Mediation allows special issues to be carefully reviewed and resolved. How might divorce between parents of a special needs child work? Do specific provisions need to be made when alcohol abuse comes into play? Do parents want to provide college money for their children? What will happen to a shared business? Joan H. McWilliams, president and founder of McWilliams Mediation Group, helps parties answer these questions and incorporate the conclusions into a plan that carefully outlines strategies for successful co-parenthood or business co-management.

“Our adversarial system isn’t very well-designed for divorce cases,” says McWilliams. “Once you go into court, one person has to prove that they’re right, and the other person has to prove that they’re wrong. This often increases hostility.”

In mediation, clients are encouraged to voice their concerns in a peaceful environment conducive to producing positive solutions. Whether the parties elect to meet together or separately, McWilliams has the conference rooms to accommodate either preference.

“The magic of mediation lies in the design. The parties control the process and are the ultimate decision makers,” says McWilliams.

While McWilliams helps separating parents devise plans for their families and finances, she also passionately advocates for amplifying children’s voices during mediation. “In the adversarial system, children are really lost. Their voices are rarely heard,” McWilliams says. “Mediation is good because you can figuratively bring the kids to the table. In mediation, we can talk specifically about what they need and what the parents need to do to meet those needs so that they can leave with guidelines for raising their children and keeping them away from the conflict.”

“Our adversarial system isn’t very well-designed for divorce cases.”

In striving to protect children from the harmful effects of divorce, McWilliams devoted a year to creating a proposal to amend a comment to a rule in the Colorado Rules of Professional Conduct. Rule 2.1, titled “Advisor,” states that lawyers may refer to the law when advising clients as well as refer to “moral, economic, social, and political factors that may be relevant to the client’s situation.” McWilliams’ proposal encourages attorneys to advise divorcing or separating clients with children that parental conflicts can have significant adverse effects on the children, which had not been explicitly stated before. “Divorce may hurt children a little bit, or it may hurt them a lot, but it’s a pain that they carry throughout their lives, and we can avoid that,” says McWilliams.

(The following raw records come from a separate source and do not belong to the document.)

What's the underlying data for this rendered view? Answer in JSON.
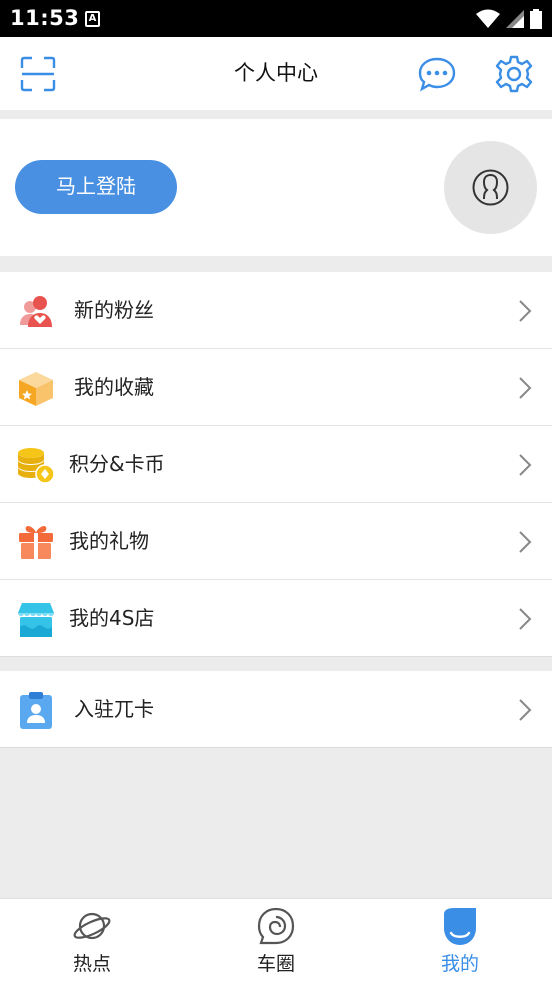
{
  "status_bar": {
    "time": "11:53",
    "notification_letter": "A"
  },
  "header": {
    "title": "个人中心",
    "scan_icon": "scan-icon",
    "message_icon": "message-icon",
    "settings_icon": "gear-icon"
  },
  "profile": {
    "login_label": "马上登陆",
    "avatar_icon": "user-avatar-icon"
  },
  "menu_group_1": [
    {
      "label": "新的粉丝",
      "icon": "fans-icon"
    },
    {
      "label": "我的收藏",
      "icon": "favorites-box-icon"
    },
    {
      "label": "积分&卡币",
      "icon": "coins-icon"
    },
    {
      "label": "我的礼物",
      "icon": "gift-icon"
    },
    {
      "label": "我的4S店",
      "icon": "store-icon"
    }
  ],
  "menu_group_2": [
    {
      "label": "入驻兀卡",
      "icon": "clipboard-icon"
    }
  ],
  "tabs": [
    {
      "label": "热点",
      "icon": "planet-icon",
      "active": false
    },
    {
      "label": "车圈",
      "icon": "circle-chat-icon",
      "active": false
    },
    {
      "label": "我的",
      "icon": "me-icon",
      "active": true
    }
  ],
  "colors": {
    "accent": "#3a8ee6",
    "login_button": "#4a90e2",
    "background": "#ececec"
  }
}
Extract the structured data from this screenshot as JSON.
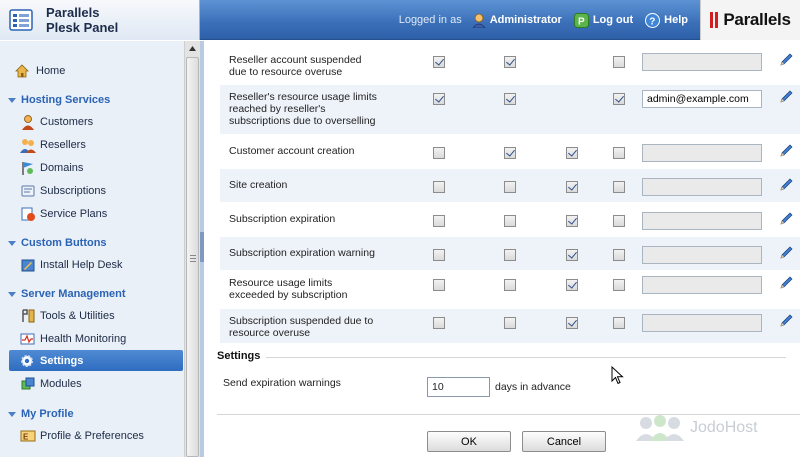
{
  "header": {
    "brand_line1": "Parallels",
    "brand_line2": "Plesk Panel",
    "logged_in_as": "Logged in as",
    "user_name": "Administrator",
    "logout_label": "Log out",
    "help_label": "Help",
    "logo_text": "Parallels"
  },
  "sidebar": {
    "home": "Home",
    "sections": [
      {
        "title": "Hosting Services",
        "items": [
          "Customers",
          "Resellers",
          "Domains",
          "Subscriptions",
          "Service Plans"
        ]
      },
      {
        "title": "Custom Buttons",
        "items": [
          "Install Help Desk"
        ]
      },
      {
        "title": "Server Management",
        "items": [
          "Tools & Utilities",
          "Health Monitoring",
          "Settings",
          "Modules"
        ]
      },
      {
        "title": "My Profile",
        "items": [
          "Profile & Preferences"
        ]
      }
    ],
    "selected_item": "Settings"
  },
  "notifications": [
    {
      "name_line1": "Reseller account suspended",
      "name_line2": "due to resource overuse",
      "name_line3": "",
      "c1": true,
      "c2": true,
      "c3": null,
      "c4": false,
      "email": ""
    },
    {
      "name_line1": "Reseller's resource usage limits",
      "name_line2": "reached by reseller's",
      "name_line3": "subscriptions due to overselling",
      "c1": true,
      "c2": true,
      "c3": null,
      "c4": true,
      "email": "admin@example.com"
    },
    {
      "name_line1": "Customer account creation",
      "name_line2": "",
      "name_line3": "",
      "c1": false,
      "c2": true,
      "c3": true,
      "c4": false,
      "email": ""
    },
    {
      "name_line1": "Site creation",
      "name_line2": "",
      "name_line3": "",
      "c1": false,
      "c2": false,
      "c3": true,
      "c4": false,
      "email": ""
    },
    {
      "name_line1": "Subscription expiration",
      "name_line2": "",
      "name_line3": "",
      "c1": false,
      "c2": false,
      "c3": true,
      "c4": false,
      "email": ""
    },
    {
      "name_line1": "Subscription expiration warning",
      "name_line2": "",
      "name_line3": "",
      "c1": false,
      "c2": false,
      "c3": true,
      "c4": false,
      "email": ""
    },
    {
      "name_line1": "Resource usage limits",
      "name_line2": "exceeded by subscription",
      "name_line3": "",
      "c1": false,
      "c2": false,
      "c3": true,
      "c4": false,
      "email": ""
    },
    {
      "name_line1": "Subscription suspended due to",
      "name_line2": "resource overuse",
      "name_line3": "",
      "c1": false,
      "c2": false,
      "c3": true,
      "c4": false,
      "email": ""
    }
  ],
  "settings": {
    "title": "Settings",
    "warn_label": "Send expiration warnings",
    "days_value": "10",
    "days_label": "days in advance"
  },
  "buttons": {
    "ok": "OK",
    "cancel": "Cancel"
  },
  "watermark": "JodoHost",
  "colors": {
    "header_blue": "#3a6fb8",
    "section_blue": "#2b63b5",
    "selected_bg": "#2f6dc1",
    "row_alt": "#eef3fa"
  }
}
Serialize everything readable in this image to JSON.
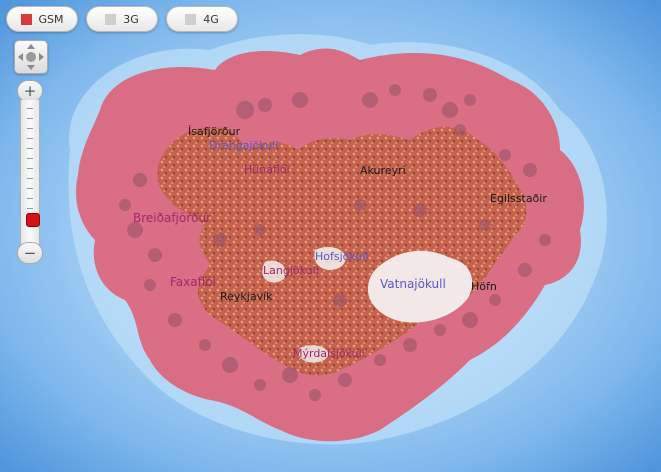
{
  "tabs": [
    {
      "label": "GSM",
      "swatch": "#d63a3a",
      "active": true
    },
    {
      "label": "3G",
      "swatch": "#cfcfcf",
      "active": false
    },
    {
      "label": "4G",
      "swatch": "#cfcfcf",
      "active": false
    }
  ],
  "zoom": {
    "plus": "+",
    "minus": "−",
    "level_fraction": 0.1
  },
  "map": {
    "sea_color": "#6aa9e4",
    "coverage_color": "#e0566a",
    "land_color": "#c9694c",
    "glacier_color": "#f4f4f4",
    "places": {
      "isafjordur": "Ísafjörður",
      "drangajokull": "Drangajökull",
      "hunafloi": "Húnaflói",
      "akureyri": "Akureyri",
      "egilsstadir": "Egilsstaðir",
      "breidafjordur": "Breiðafjörður",
      "hofsjokull": "Hofsjökull",
      "langjokull": "Langjökull",
      "vatnajokull": "Vatnajökull",
      "hofn": "Höfn",
      "faxafloi": "Faxaflói",
      "reykjavik": "Reykjavík",
      "myrdalsjokull": "Mýrdalsjökull"
    }
  }
}
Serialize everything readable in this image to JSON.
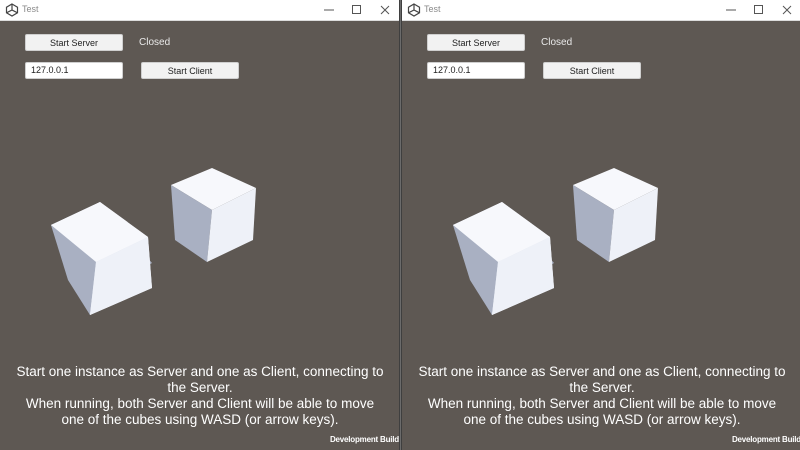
{
  "windows": [
    {
      "title": "Test",
      "buttons": {
        "start_server": "Start Server",
        "start_client": "Start Client"
      },
      "status": "Closed",
      "ip_address": "127.0.0.1",
      "instructions": [
        "Start one instance as Server and one as Client, connecting to",
        "the Server.",
        "When running, both Server and Client will be able to move",
        "one of the cubes using WASD (or arrow keys)."
      ],
      "footer": "Development Build"
    },
    {
      "title": "Test",
      "buttons": {
        "start_server": "Start Server",
        "start_client": "Start Client"
      },
      "status": "Closed",
      "ip_address": "127.0.0.1",
      "instructions": [
        "Start one instance as Server and one as Client, connecting to",
        "the Server.",
        "When running, both Server and Client will be able to move",
        "one of the cubes using WASD (or arrow keys)."
      ],
      "footer": "Development Build"
    }
  ],
  "colors": {
    "scene_background": "#5e5853",
    "cube_light": "#f3f5fb",
    "cube_shade": "#a9b0c2",
    "text": "#ffffff"
  }
}
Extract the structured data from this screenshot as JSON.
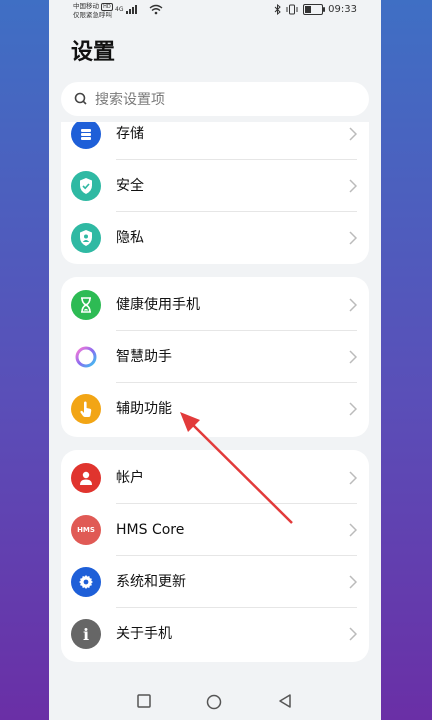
{
  "status_bar": {
    "carrier_line1": "中国移动",
    "hd_badge": "HD",
    "carrier_line2": "仅限紧急呼叫",
    "signal_label": "4G",
    "time": "09:33",
    "battery_level": 0.35
  },
  "page": {
    "title": "设置"
  },
  "search": {
    "placeholder": "搜索设置项"
  },
  "groups": [
    {
      "items": [
        {
          "label": "存储",
          "icon": "storage-icon",
          "color": "#1e5fd8"
        },
        {
          "label": "安全",
          "icon": "shield-check-icon",
          "color": "#2fb9a3"
        },
        {
          "label": "隐私",
          "icon": "privacy-shield-icon",
          "color": "#2fb9a3"
        }
      ]
    },
    {
      "items": [
        {
          "label": "健康使用手机",
          "icon": "hourglass-icon",
          "color": "#2dbb54"
        },
        {
          "label": "智慧助手",
          "icon": "assistant-ring-icon",
          "color": "#8a6cf0"
        },
        {
          "label": "辅助功能",
          "icon": "hand-tap-icon",
          "color": "#f2a515"
        }
      ]
    },
    {
      "items": [
        {
          "label": "帐户",
          "icon": "user-icon",
          "color": "#e0342e"
        },
        {
          "label": "HMS Core",
          "icon": "hms-icon",
          "icon_text": "HMS",
          "color": "#e05a55"
        },
        {
          "label": "系统和更新",
          "icon": "gear-icon",
          "color": "#1e5fd8"
        },
        {
          "label": "关于手机",
          "icon": "info-icon",
          "icon_text": "i",
          "color": "#666666"
        }
      ]
    }
  ],
  "nav": {
    "recent": "recent-apps-icon",
    "home": "home-icon",
    "back": "back-icon"
  },
  "annotation": {
    "color": "#e23b3b"
  }
}
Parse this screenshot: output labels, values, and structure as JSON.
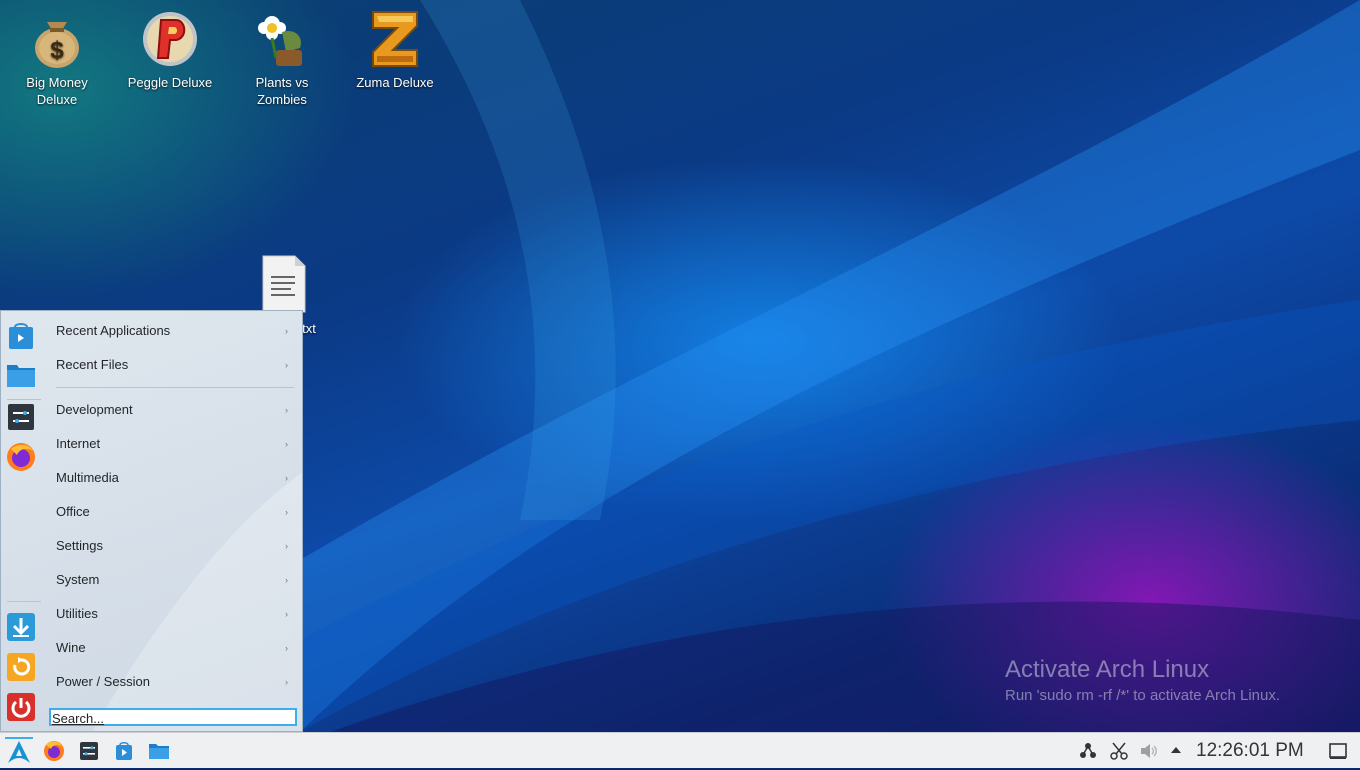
{
  "desktop": {
    "icons": [
      {
        "label": "Big Money Deluxe",
        "line1": "Big Money",
        "line2": "Deluxe"
      },
      {
        "label": "Peggle Deluxe",
        "line1": "Peggle Deluxe",
        "line2": ""
      },
      {
        "label": "Plants vs Zombies",
        "line1": "Plants vs",
        "line2": "Zombies"
      },
      {
        "label": "Zuma Deluxe",
        "line1": "Zuma Deluxe",
        "line2": ""
      },
      {
        "label": "Text File.txt",
        "line1": "Text File.txt",
        "line2": ""
      }
    ]
  },
  "menu": {
    "items": [
      {
        "label": "Recent Applications",
        "has_submenu": true
      },
      {
        "label": "Recent Files",
        "has_submenu": true
      },
      {
        "label": "Development",
        "has_submenu": true
      },
      {
        "label": "Internet",
        "has_submenu": true
      },
      {
        "label": "Multimedia",
        "has_submenu": true
      },
      {
        "label": "Office",
        "has_submenu": true
      },
      {
        "label": "Settings",
        "has_submenu": true
      },
      {
        "label": "System",
        "has_submenu": true
      },
      {
        "label": "Utilities",
        "has_submenu": true
      },
      {
        "label": "Wine",
        "has_submenu": true
      },
      {
        "label": "Power / Session",
        "has_submenu": true
      }
    ],
    "submenu_arrow": "›",
    "search": {
      "placeholder": "Search...",
      "value": ""
    },
    "side_icons": [
      "discover-store-icon",
      "folder-icon",
      "terminal-settings-icon",
      "firefox-icon",
      "download-icon",
      "update-icon",
      "power-icon"
    ]
  },
  "taskbar": {
    "launcher_icon": "arch-logo-icon",
    "pinned": [
      "firefox-icon",
      "terminal-settings-icon",
      "discover-store-icon",
      "folder-icon"
    ],
    "tray": [
      "network-icon",
      "clipboard-scissors-icon",
      "volume-icon",
      "expand-arrow-icon"
    ],
    "clock": "12:26:01 PM",
    "show_desktop_icon": "show-desktop-icon"
  },
  "watermark": {
    "title": "Activate Arch Linux",
    "subtitle": "Run 'sudo rm -rf /*' to activate Arch Linux."
  },
  "colors": {
    "accent": "#3daee9",
    "taskbar_bg": "#eff0f1",
    "menu_bg": "#dfe7ee"
  }
}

On December 1, 2016, the Colorado Supreme Court approved McWilliams’ proposed amendment, making it the first state in the country to include such a provision in the Rules of Professional Conduct.

First listed in Best Lawyers in 2005, McWilliams has been honored as a “Lawyer of the Year” twice in family law mediation. She was recognized by Super Lawyers in 2016 and as Law Week Colorado’s 2016 Barrister’s Best Mediator. McWilliams has also been awarded the 2016 Richard N. Doyle CLE Award of Excellence, the University of Denver Sturm College of Law Outstanding Alumni Professional Award, and the Colorado Bar Association’s Family Law Icon Award. She has also taken her vast experience and knowledge in mediation to the press with two books: Parenting Plans for Families after Divorce and the award-winning The PeaceFinder: Riley McFee’s Quest for World Peace.